Art and advertising
There was a time when collaboration between artists and advertisers was simply taken for granted. We are talking about the years of the Belle Epoque, between the nineteenth and twentieth centuries, when the advertising posters and banners that were on the street, in clubs and on public transport were signed by some of the greatest and most interesting artists of the time. Think for example of the famous and stupendous lithographs by Toulouse-Lautrec to promote the Moulin Rouge, or the promotional screen prints by Marcello Dudovich to give visibility to Liquore Strega, Pirelli, Rinascente and many other brands of the period.

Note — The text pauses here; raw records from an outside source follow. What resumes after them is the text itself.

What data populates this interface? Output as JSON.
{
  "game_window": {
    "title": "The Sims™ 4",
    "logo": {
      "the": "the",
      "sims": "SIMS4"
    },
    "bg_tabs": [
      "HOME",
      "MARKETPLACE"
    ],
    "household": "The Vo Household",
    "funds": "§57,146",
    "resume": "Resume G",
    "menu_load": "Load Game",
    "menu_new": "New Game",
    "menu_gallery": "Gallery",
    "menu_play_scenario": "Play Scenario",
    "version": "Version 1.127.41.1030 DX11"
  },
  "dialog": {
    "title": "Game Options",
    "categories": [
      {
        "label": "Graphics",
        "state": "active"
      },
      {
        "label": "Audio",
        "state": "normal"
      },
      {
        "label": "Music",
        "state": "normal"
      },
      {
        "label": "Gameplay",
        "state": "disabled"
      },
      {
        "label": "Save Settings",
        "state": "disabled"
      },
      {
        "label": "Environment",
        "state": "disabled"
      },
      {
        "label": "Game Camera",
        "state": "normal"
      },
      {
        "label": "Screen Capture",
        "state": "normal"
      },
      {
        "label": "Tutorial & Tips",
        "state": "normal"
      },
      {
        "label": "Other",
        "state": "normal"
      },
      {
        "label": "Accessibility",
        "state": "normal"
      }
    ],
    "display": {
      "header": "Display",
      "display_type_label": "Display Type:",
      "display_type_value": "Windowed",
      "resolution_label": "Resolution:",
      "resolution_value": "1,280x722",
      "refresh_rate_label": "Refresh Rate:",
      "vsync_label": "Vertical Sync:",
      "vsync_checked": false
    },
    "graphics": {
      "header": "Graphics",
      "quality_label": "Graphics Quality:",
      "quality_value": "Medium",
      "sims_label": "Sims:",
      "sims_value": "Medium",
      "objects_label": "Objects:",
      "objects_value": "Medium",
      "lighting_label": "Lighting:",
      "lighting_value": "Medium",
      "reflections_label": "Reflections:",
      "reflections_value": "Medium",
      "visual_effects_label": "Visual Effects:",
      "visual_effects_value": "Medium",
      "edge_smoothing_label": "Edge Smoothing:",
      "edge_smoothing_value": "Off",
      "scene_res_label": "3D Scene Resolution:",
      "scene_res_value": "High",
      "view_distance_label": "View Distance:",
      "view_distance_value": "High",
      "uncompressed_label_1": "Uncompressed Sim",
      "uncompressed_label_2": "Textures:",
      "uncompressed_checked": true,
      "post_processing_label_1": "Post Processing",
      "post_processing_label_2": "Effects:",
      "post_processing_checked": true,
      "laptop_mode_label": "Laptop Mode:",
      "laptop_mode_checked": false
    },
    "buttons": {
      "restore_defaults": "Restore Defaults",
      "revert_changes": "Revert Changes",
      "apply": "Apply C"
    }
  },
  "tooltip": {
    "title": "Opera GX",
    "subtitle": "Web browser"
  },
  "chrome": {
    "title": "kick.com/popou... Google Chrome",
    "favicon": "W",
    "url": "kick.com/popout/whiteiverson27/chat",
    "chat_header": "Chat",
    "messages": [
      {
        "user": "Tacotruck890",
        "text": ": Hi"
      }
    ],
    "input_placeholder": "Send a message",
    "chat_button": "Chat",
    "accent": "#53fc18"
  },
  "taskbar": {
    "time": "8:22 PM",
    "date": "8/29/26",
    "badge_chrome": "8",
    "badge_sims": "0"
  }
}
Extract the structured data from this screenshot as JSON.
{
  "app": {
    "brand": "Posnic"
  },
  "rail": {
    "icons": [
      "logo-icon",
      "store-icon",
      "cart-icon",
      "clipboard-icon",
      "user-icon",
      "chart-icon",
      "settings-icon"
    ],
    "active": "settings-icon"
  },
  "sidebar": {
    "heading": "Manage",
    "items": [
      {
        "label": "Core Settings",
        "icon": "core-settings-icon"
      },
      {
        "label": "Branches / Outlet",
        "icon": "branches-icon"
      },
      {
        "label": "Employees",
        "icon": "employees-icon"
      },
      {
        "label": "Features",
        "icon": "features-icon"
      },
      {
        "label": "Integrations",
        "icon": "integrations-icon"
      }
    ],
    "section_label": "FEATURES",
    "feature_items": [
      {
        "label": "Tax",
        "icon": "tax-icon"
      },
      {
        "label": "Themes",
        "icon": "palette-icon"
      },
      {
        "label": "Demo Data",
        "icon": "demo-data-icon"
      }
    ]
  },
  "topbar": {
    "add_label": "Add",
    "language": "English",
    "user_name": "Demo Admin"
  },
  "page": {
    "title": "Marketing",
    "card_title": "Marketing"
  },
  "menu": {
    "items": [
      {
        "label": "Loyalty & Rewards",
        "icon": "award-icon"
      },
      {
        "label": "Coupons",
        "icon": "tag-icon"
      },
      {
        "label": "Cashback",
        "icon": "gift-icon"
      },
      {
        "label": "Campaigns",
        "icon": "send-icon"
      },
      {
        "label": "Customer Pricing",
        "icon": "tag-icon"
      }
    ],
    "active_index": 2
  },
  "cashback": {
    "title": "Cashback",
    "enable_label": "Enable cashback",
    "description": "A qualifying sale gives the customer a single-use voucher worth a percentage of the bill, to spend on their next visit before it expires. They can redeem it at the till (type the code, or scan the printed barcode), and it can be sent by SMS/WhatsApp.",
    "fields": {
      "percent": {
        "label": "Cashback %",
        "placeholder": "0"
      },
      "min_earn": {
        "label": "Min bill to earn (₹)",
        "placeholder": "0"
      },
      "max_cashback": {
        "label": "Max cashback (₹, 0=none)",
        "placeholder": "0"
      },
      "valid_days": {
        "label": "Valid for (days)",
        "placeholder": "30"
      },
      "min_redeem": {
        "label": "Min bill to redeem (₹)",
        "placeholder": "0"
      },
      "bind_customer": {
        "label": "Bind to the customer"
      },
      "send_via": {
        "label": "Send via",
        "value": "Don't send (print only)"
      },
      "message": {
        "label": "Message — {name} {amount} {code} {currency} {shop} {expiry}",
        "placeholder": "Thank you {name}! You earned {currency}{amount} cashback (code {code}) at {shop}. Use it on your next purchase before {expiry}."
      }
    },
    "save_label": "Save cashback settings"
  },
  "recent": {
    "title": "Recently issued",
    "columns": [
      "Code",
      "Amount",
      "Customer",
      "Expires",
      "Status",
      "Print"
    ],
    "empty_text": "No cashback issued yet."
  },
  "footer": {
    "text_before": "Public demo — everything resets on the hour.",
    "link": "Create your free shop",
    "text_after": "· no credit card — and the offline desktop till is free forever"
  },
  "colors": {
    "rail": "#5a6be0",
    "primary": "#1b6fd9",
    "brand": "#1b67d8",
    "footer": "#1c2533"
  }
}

In Italy, a movement of artists particularly close to the world of advertising was the Futurist one, with several painters putting themselves at the service of companies: just think for example of the very successful collaboration between Depero and Campari. In the following decades, and in particular starting from the 1950s, with the economic boom, the advertising field moved slightly away from that of art to get a little closer to that of science: to give visibility to products and companies they used in fact more and more to sociology, psychology and so on. However, this did not completely cancel the use of art, on the contrary; think of the works of Bruno Munari and Armando Testa, with his unforgettable works for Lavazza, Peroni, Pirelli, Esso and so on.
The real transition towards modernity, however, takes place starting from the 1960s, with the explosion of consumerism and with the arrival of a new advertising aware of this new step: it is the era of pop-art style advertising, starting from famous cans of Campbell’s soup designed by Andy Warhol.
Art in advertising today
And the marriage between art and advertising continues today, at all levels. However, we are not just talking about graphics. Let’s think, for example, of the slogans, which often take up well-known literary motifs: this is the case of a recent Conad advertisement, which takes up the words of John Donne “no man is an island” to put them in his incipit “no man is a island, and not even a supermarket “. And we think of all the famous directors who have lent themselves to advertising.
Also Read: The Importance Of Context In Advertising